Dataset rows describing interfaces
━━━━━━
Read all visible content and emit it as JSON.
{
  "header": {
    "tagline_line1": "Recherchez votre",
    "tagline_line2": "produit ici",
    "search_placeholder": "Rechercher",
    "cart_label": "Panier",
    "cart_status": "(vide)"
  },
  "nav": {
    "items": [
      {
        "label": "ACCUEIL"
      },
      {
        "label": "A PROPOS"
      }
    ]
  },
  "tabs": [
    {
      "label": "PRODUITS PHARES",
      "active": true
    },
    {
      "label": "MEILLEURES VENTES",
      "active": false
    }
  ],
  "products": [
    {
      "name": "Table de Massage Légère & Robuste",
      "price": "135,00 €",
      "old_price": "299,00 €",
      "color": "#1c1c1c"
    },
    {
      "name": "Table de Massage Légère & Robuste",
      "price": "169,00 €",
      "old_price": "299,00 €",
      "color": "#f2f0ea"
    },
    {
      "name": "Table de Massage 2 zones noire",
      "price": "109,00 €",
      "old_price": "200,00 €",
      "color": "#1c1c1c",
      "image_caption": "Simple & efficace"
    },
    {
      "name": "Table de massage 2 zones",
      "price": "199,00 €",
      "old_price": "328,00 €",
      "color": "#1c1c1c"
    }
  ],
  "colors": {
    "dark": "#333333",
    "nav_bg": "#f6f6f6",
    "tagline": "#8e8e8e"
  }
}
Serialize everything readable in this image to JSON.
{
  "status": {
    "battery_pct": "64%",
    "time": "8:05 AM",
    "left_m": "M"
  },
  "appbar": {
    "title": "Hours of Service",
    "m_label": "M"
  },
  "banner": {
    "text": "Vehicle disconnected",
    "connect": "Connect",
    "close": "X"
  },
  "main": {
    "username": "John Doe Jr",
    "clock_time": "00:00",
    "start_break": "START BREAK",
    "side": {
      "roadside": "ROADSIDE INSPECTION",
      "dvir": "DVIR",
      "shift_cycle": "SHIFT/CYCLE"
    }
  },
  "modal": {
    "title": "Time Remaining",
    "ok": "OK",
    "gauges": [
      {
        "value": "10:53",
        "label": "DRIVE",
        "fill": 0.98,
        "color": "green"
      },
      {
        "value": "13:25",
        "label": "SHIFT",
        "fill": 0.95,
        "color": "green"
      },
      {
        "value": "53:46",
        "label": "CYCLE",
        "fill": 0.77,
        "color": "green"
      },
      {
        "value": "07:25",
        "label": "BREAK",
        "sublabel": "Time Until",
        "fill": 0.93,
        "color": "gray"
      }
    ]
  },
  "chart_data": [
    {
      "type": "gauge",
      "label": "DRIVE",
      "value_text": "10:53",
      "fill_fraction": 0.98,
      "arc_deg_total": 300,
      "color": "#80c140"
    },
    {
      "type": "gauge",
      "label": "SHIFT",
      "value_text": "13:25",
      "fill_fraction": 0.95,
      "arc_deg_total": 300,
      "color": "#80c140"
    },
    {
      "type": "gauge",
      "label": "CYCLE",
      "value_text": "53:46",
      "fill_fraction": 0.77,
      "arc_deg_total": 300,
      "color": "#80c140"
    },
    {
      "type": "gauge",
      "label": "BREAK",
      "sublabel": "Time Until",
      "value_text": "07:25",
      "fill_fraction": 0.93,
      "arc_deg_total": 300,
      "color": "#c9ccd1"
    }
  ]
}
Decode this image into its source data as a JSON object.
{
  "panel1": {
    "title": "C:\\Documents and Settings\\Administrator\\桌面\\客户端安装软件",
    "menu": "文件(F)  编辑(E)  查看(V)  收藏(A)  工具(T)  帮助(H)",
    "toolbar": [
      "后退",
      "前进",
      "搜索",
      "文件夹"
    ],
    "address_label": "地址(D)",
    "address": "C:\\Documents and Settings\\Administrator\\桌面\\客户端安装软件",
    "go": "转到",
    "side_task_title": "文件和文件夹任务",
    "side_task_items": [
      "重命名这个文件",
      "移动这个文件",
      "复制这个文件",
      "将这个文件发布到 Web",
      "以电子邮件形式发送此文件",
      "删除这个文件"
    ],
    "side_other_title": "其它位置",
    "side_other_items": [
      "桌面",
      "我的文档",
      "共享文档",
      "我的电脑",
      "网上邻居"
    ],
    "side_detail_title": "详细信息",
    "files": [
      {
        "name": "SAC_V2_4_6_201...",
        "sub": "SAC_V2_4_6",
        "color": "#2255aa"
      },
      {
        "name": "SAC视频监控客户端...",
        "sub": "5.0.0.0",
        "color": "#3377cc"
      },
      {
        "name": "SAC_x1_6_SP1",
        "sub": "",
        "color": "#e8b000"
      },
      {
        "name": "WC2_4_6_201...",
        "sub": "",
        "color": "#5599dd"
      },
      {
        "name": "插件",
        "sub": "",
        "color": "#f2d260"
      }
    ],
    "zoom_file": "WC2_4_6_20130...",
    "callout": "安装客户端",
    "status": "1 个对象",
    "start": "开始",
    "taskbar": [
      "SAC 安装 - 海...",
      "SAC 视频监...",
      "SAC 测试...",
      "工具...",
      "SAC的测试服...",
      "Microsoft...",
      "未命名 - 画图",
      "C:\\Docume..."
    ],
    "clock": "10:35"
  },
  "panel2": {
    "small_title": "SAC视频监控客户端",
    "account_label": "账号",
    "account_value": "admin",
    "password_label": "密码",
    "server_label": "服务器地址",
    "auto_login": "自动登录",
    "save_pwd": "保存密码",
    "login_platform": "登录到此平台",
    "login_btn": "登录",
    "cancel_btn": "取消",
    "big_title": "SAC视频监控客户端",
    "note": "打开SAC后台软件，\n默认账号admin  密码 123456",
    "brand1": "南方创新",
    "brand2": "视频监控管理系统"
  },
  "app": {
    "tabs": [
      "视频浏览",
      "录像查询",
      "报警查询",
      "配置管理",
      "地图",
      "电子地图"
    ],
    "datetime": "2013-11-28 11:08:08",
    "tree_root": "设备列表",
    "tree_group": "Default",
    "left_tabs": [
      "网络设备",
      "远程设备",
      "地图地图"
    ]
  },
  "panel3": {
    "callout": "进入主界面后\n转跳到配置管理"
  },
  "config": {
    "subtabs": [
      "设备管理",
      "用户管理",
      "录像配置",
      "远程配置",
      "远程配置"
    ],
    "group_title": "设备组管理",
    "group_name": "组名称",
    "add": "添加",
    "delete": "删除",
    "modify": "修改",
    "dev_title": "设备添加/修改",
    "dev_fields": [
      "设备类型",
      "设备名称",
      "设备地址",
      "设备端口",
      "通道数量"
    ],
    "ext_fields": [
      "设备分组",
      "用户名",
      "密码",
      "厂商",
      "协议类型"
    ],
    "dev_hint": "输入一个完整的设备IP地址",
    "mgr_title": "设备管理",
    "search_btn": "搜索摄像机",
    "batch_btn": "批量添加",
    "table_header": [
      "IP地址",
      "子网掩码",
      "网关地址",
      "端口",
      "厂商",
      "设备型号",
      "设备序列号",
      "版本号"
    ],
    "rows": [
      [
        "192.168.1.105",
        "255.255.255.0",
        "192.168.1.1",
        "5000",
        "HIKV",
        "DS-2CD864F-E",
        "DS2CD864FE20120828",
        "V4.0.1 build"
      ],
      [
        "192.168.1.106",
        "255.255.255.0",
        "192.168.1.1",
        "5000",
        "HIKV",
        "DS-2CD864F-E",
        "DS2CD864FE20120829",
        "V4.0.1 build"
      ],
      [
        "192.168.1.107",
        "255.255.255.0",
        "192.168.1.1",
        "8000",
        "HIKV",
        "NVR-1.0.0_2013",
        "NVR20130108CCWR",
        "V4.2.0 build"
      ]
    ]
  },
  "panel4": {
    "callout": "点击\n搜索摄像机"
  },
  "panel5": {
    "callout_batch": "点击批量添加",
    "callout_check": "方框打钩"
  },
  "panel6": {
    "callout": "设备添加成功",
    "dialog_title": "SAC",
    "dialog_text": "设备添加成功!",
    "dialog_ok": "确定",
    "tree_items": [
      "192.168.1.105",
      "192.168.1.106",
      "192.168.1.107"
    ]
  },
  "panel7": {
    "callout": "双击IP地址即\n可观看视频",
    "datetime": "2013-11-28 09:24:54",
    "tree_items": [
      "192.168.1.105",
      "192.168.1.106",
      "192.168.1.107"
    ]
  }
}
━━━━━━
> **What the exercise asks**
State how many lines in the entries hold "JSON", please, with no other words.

> **Worked solution**
3